U.S. Grains Council Publishes New Guide For High Protein Corn Co-Products

The U.S. Grains Council (USGC) recently released a handbook about new and evolving high-protein corn co-products produced by the U.S. ethanol industry. It is meant to update international customers on the nutritional profiles of these products and their applications in animal feed.

The Council is proud and excited to have led the creation of the handbook, which will articulate the differences between traditional distiller’s dried grains with solubles (DDGS) and newer, higher-protein corn co-products.

“Considering the increasing popularity and usages of U.S. DDGS, plus the new high-value corn co-products now entering the market, we believe this handbook will help buyers and end users stay informed on these high-quality feed ingredients,” said Kurt Shultz, USGC senior director of global strategies. “The Council has a robust catalog of information about U.S. corn co-products that will help international producers incorporate them into their animal rations.”

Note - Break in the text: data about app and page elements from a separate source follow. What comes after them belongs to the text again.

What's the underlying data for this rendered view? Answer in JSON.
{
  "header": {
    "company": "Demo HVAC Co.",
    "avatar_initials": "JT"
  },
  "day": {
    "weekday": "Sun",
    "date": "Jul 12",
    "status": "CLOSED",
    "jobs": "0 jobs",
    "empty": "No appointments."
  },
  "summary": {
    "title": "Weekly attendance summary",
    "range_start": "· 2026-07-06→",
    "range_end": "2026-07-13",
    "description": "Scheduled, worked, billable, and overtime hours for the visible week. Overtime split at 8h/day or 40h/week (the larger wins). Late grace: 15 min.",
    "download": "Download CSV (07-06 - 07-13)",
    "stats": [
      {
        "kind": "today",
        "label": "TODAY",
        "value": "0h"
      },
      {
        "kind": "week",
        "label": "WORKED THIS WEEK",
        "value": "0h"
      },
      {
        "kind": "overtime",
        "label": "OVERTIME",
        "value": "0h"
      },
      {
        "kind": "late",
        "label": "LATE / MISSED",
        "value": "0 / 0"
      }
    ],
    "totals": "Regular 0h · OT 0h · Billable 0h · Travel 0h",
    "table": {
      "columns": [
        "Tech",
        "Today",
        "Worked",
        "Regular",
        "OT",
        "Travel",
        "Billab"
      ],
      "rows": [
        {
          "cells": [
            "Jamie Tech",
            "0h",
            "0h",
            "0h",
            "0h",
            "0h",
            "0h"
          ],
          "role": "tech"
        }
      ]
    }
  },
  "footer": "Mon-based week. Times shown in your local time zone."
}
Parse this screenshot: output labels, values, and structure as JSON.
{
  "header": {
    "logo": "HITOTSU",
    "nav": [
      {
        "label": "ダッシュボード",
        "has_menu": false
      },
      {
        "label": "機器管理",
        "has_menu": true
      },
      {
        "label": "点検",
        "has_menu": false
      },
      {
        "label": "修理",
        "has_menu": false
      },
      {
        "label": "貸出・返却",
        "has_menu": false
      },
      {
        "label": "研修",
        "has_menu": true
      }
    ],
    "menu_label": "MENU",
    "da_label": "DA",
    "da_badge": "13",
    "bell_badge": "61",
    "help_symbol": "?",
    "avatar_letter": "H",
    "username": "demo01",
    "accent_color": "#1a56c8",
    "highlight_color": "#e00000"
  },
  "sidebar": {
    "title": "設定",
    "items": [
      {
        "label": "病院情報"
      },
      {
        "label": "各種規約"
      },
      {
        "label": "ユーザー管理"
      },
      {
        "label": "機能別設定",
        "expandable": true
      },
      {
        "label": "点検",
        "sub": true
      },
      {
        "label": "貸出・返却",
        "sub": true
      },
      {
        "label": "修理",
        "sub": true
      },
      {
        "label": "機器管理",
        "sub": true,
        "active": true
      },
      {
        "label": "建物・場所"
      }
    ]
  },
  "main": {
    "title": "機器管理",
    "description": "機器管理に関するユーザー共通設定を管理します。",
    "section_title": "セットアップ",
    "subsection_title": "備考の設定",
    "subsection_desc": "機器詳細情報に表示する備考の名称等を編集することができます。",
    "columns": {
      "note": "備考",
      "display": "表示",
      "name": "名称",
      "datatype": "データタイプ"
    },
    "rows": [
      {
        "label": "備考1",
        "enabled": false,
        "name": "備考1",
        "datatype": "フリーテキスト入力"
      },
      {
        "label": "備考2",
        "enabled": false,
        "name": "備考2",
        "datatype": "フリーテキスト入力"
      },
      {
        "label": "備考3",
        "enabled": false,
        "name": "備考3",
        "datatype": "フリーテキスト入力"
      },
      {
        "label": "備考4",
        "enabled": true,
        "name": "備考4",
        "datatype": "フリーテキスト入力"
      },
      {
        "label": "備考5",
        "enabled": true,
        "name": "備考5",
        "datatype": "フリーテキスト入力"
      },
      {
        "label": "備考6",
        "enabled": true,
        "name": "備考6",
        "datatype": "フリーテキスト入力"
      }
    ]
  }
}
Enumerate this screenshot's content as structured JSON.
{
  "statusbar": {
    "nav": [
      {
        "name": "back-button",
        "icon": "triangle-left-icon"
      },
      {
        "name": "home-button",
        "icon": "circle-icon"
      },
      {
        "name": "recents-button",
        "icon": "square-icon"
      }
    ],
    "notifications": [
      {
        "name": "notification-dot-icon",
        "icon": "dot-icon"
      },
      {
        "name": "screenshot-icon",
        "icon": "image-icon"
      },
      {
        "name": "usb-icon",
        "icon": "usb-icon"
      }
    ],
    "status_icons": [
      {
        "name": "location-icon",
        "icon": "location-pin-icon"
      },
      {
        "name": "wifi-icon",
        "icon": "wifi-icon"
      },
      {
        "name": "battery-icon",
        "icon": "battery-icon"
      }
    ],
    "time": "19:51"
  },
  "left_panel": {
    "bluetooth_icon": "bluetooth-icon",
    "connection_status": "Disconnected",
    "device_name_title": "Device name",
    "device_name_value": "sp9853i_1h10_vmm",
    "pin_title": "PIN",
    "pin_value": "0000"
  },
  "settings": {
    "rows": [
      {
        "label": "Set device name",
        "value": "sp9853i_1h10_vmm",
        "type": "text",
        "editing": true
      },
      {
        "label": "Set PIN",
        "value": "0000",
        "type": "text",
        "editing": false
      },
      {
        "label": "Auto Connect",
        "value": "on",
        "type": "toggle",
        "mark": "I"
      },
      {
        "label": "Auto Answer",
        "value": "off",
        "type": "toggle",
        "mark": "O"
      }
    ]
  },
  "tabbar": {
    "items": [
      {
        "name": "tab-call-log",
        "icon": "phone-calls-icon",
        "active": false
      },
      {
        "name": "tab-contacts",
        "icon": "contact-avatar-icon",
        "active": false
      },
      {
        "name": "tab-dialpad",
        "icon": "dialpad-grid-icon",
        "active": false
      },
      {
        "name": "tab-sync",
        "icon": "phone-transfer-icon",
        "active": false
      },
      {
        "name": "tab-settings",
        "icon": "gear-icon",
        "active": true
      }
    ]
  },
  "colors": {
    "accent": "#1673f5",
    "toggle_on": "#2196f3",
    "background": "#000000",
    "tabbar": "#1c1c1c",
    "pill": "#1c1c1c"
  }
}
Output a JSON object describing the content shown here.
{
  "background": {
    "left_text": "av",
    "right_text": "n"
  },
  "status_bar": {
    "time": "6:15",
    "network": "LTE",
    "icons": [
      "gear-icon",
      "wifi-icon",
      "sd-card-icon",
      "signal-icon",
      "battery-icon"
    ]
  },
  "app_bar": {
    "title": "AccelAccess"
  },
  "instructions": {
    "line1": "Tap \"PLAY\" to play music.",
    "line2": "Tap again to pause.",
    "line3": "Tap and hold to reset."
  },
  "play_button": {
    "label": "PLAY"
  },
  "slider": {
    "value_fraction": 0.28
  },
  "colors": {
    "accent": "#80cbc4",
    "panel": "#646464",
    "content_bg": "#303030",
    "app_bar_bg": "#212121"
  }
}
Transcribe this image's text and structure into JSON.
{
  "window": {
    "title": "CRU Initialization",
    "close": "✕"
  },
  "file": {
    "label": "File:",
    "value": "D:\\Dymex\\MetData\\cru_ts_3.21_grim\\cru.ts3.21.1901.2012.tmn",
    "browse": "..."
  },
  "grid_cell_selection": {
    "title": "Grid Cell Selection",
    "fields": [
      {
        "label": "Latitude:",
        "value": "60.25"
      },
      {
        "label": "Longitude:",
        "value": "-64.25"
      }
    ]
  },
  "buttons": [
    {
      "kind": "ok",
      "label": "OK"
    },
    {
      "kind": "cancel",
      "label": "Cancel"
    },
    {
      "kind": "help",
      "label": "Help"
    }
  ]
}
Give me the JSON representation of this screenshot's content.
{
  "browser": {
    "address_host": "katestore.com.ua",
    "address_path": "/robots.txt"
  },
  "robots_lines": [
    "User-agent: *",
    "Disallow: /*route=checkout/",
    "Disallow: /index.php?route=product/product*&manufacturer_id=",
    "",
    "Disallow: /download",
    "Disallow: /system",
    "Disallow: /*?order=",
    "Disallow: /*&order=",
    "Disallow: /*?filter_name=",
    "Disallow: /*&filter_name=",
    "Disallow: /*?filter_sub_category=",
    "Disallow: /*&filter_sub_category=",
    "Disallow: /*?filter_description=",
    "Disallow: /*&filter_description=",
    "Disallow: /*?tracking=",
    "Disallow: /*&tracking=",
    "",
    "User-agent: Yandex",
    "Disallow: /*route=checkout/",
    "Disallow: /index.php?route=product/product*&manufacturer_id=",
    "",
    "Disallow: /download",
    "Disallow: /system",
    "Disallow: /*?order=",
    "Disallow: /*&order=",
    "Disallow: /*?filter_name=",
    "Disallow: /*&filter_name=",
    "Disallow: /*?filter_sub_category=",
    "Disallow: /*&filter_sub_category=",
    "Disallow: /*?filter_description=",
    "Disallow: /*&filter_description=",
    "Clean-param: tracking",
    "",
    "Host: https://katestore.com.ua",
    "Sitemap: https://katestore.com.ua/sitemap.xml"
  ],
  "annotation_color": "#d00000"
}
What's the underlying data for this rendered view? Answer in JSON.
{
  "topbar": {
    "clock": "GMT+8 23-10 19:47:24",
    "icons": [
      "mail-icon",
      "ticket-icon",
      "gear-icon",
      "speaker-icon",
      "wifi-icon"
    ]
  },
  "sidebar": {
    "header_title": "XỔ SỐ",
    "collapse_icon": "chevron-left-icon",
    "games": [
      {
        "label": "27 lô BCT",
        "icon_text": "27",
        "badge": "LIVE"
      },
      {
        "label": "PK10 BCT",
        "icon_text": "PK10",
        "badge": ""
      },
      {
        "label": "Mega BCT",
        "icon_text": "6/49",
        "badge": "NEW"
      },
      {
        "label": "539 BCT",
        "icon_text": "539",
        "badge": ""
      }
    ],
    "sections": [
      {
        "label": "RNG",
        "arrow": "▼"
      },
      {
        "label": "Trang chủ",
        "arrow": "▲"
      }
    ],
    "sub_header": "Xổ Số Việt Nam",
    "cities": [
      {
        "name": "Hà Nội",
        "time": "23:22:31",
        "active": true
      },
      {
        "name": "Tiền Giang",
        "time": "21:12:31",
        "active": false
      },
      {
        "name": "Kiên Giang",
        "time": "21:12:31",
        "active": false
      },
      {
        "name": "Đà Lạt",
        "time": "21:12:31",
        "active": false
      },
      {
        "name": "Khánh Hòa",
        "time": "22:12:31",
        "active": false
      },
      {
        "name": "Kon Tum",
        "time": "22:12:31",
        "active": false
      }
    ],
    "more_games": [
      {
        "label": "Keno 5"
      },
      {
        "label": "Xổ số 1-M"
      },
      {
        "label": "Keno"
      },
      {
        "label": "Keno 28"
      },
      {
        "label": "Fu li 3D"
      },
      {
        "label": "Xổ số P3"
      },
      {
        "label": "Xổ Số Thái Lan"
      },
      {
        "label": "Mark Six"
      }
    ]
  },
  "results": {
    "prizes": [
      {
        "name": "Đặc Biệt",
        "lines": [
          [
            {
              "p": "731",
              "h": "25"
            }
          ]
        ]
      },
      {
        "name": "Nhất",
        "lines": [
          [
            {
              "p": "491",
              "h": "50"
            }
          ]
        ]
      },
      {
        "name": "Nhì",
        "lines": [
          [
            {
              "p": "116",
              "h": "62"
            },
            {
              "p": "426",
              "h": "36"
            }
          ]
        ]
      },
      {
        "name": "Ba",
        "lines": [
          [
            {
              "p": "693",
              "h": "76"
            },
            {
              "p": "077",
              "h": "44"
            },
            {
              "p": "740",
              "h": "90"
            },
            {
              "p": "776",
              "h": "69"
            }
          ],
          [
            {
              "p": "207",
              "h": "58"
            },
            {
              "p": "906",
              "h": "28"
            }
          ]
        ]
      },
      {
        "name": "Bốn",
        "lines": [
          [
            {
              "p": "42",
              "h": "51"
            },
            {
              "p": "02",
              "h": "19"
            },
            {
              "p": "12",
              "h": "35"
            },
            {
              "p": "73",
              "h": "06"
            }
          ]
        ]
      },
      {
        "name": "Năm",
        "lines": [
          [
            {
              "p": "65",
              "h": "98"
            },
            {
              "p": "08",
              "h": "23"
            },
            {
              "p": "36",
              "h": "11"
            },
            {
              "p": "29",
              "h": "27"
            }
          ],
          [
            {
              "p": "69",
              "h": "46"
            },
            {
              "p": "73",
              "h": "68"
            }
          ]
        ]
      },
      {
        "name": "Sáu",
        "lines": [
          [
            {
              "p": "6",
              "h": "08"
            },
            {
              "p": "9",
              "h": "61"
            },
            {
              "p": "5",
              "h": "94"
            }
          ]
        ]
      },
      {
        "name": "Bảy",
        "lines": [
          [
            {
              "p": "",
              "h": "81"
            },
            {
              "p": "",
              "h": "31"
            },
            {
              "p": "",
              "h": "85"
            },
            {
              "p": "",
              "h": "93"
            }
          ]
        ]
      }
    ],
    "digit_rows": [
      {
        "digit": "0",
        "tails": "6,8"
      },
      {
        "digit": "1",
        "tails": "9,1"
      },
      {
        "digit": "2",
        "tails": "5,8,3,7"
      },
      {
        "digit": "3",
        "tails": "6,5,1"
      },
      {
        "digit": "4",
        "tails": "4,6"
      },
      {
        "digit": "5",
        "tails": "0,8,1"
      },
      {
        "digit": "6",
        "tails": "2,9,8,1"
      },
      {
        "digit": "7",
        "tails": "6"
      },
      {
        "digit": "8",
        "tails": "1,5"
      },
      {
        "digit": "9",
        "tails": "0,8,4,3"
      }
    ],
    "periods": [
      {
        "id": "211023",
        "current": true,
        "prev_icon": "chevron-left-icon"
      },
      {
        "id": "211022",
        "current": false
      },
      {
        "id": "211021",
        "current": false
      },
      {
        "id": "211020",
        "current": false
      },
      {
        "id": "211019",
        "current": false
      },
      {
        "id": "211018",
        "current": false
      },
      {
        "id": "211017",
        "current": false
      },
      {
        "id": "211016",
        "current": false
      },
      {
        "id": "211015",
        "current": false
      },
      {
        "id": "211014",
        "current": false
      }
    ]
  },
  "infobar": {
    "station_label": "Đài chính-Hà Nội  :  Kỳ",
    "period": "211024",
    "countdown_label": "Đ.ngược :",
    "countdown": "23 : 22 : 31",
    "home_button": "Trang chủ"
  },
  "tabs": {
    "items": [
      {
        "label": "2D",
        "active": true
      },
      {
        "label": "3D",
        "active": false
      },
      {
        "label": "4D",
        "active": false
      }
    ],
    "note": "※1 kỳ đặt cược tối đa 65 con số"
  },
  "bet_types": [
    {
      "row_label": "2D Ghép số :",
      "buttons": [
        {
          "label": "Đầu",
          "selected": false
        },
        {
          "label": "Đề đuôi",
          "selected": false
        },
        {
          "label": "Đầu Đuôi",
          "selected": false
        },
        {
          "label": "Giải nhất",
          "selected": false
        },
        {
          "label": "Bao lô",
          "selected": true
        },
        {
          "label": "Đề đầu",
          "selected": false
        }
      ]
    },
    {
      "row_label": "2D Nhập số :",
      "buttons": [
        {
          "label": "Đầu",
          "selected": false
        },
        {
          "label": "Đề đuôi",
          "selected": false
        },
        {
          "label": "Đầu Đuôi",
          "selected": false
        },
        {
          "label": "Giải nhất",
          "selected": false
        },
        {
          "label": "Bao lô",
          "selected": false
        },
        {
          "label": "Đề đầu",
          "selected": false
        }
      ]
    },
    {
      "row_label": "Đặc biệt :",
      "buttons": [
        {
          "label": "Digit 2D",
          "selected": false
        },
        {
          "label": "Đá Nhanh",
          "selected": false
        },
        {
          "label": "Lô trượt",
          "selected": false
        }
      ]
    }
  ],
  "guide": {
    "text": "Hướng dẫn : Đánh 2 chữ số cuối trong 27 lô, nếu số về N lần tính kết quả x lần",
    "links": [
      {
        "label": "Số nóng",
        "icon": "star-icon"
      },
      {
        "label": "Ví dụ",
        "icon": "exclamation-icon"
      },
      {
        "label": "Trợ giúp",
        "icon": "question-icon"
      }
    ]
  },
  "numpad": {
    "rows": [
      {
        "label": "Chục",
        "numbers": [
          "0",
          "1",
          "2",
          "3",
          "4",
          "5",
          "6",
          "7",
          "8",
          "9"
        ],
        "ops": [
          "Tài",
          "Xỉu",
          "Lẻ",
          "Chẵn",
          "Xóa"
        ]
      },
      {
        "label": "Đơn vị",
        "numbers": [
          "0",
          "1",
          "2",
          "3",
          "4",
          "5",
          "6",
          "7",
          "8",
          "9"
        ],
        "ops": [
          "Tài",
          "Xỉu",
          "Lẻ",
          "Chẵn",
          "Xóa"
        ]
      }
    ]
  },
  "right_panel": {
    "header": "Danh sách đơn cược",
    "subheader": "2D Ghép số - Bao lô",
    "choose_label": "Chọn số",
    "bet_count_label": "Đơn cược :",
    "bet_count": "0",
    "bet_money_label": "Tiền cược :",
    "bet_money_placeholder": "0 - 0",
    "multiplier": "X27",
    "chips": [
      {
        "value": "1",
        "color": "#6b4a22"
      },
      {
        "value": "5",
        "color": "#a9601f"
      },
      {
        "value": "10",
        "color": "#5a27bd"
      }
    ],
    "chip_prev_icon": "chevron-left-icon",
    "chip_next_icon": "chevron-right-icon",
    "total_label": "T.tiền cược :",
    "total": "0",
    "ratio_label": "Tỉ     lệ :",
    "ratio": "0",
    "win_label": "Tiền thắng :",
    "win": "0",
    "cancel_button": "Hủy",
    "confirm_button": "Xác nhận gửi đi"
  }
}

The high-protein handbook is a supplement to the Council’s existing series of DDGS user handbooks, which have been a resource for U.S. DDGS importers around the world since 2007.

The guide was written by Dr. Jerry Shurson, a professor of animal nutrition at the University of Minnesota. Shurson also authored all four editions of the Council’s standard DDGS handbook, providing a consistent and digestible library of information about U.S. feed product options.

Contents of the handbook include chapters explaining the nutritional composition of high-protein corn co-products and details about feeding applications for a wide variety of animals, as well as in aquaculture diets. A chapter is also dedicated to wet and dried corn fiber/bran and solubles (CBS), de-oiled DDGS, and corn distillers oil (CDO) to give buyers and end-users even more information about the latest developments in U.S. corn co-products.

“In periods of higher global grain prices, U.S. corn co-products are one tool to lower feed costs,” Shultz said. “There are many excellent alternative feed ingredients produced by the U.S. ethanol industry. When included in properly formulated feeds, it results in outstanding animal health, performance and feed product quality.”